WASHINGTON (AP) — The Supreme Court is turning to gun rights for the first time in nearly a decade, even though those who brought the case, New York City gun owners, already have won changes to the regulation they challenged. The justices’ persistence in hearing arguments Monday despite the city’s...
Read More
Protester holds U.S. flags during a demonstration in Hong Kong, Thursday, Nov. 28, 2019. China’s fury over President Donald Trump’s decision to sign legislation supporting human rights in Hong Kong is evident. What’s less clear what “countermeasures” Beijing may take in response to what it said Thursday were “extremely evil” and dangerous moves. (AP Photo/Vincent Thian)
Associated Press
November 28, 2019 - 10:53 am
BEIJING (AP) — China reacted furiously Thursday to President Donald Trump’s signing two bills aimed at supporting human rights in Hong Kong, summoning the U.S. ambassador to protest and warning the move would undermine cooperation with Washington. Hong Kong, a former British colony that was granted...
Read More
Policemen from Explosive Ordnance Disposal (EOD) unit search for dangerous materials at the Hong Kong Polytechnic University campus in Hong Kong, Thursday, Nov. 28, 2019. Police safety teams Thursday began clearing a university that was a flashpoint for clashes with protesters, and an officer said any holdouts still hiding inside would not be immediately arrested. (AP Photo/Ng Han Guan)
November 28, 2019 - 4:37 am
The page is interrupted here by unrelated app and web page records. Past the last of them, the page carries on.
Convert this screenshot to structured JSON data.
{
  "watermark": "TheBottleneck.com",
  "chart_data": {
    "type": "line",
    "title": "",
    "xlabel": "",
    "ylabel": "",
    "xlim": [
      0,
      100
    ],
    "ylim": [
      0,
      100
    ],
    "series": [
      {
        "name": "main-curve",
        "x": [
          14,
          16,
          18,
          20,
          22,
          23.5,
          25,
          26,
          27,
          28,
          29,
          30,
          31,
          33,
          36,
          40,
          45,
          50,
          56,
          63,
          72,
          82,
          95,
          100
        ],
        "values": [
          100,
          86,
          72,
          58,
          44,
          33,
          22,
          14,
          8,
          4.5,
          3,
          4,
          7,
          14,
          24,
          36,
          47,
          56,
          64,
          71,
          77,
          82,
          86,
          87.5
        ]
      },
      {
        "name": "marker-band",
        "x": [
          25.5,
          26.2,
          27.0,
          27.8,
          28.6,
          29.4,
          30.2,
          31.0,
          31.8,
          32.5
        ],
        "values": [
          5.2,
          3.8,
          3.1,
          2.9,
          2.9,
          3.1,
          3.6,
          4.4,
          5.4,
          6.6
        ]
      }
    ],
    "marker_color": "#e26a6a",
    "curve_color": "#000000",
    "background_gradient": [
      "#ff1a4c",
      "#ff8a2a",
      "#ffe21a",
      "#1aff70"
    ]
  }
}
HONG KONG (AP) — Chanting “Stand with Hong Kong,” pro-democracy activists on Thursday urged the world to follow U.S. footsteps by passing laws backing human rights in the semi-autonomous Chinese territory, as police teams began a cleanup of a Hong Kong university earlier occupied by demonstrators...
Read More
Office workers and pro-democracy protesters hold up their hands to represent their five demands wanted from the government as protests continue in Central district of Hong Kong, Wednesday, Nov. 27, 2019. A major tunnel in Hong Kong reopened Wednesday as a weeklong police siege of a nearby university campus appeared to be winding down, closing one of the more violent chapters in the long-running anti-government protests in the Chinese territory. (AP Photo/Vincent Thian)
November 27, 2019 - 9:59 pm
BEIJING (AP) — China reacted furiously to President Donald Trump’s signing of two bills on Hong Kong human rights and said the U.S. will bear the unspecified consequences. A foreign ministry statement Thursday repeated heated condemnations of the laws and said China will counteract. It said all the...
Read More
FILE - In this Nov. 6, 2014, file photo, a man smokes a cigarette on Main Street in Westminster, Mass. Massachusetts Gov. Charlie Baker is expected to sign a law on Wednesday, Nov. 27, 2019, banning sales of flavored tobacco and vaping products, including menthol cigarettes. (AP Photo/Elise Amendola), File
November 27, 2019 - 3:32 pm
BOSTON (AP) — Massachusetts became the first state to ban flavored tobacco and nicotine vaping products, including menthol cigarettes, after Republican Gov. Charlie Baker signed into law on Wednesday a bill that’s meant to reduce the appeal of the products to young people amid a rash of illnesses...
Read More
FILE - In this Oct. 3, 2019 file photo, James Bopp, the attorney for conservative religious groups challenging limits on Indiana's religious objections law, speaks with reporters at the Hamilton County government center in Noblesville, Ind. Conservative religious groups have failed to convince an Indiana judge they've faced any harm from limits placed on the state's contentious religious objections law signed by then-Gov. Mike Pence. Bopp, argued during an October hearing that they were subject to "grotesque stripping" of their religious rights by the Republican-dominated Legislature. (AP Photo/Tom Davies File)
November 27, 2019 - 1:46 pm
INDIANAPOLIS (AP) — An Indiana judge has canceled a trial challenging limits on the state’s religious objections law, finding conservative groups failed to prove they were harmed by changes the Republican-dominated Legislature approved shortly after then-Gov. Mike Pence signed it. In calling off...
Read More

Pages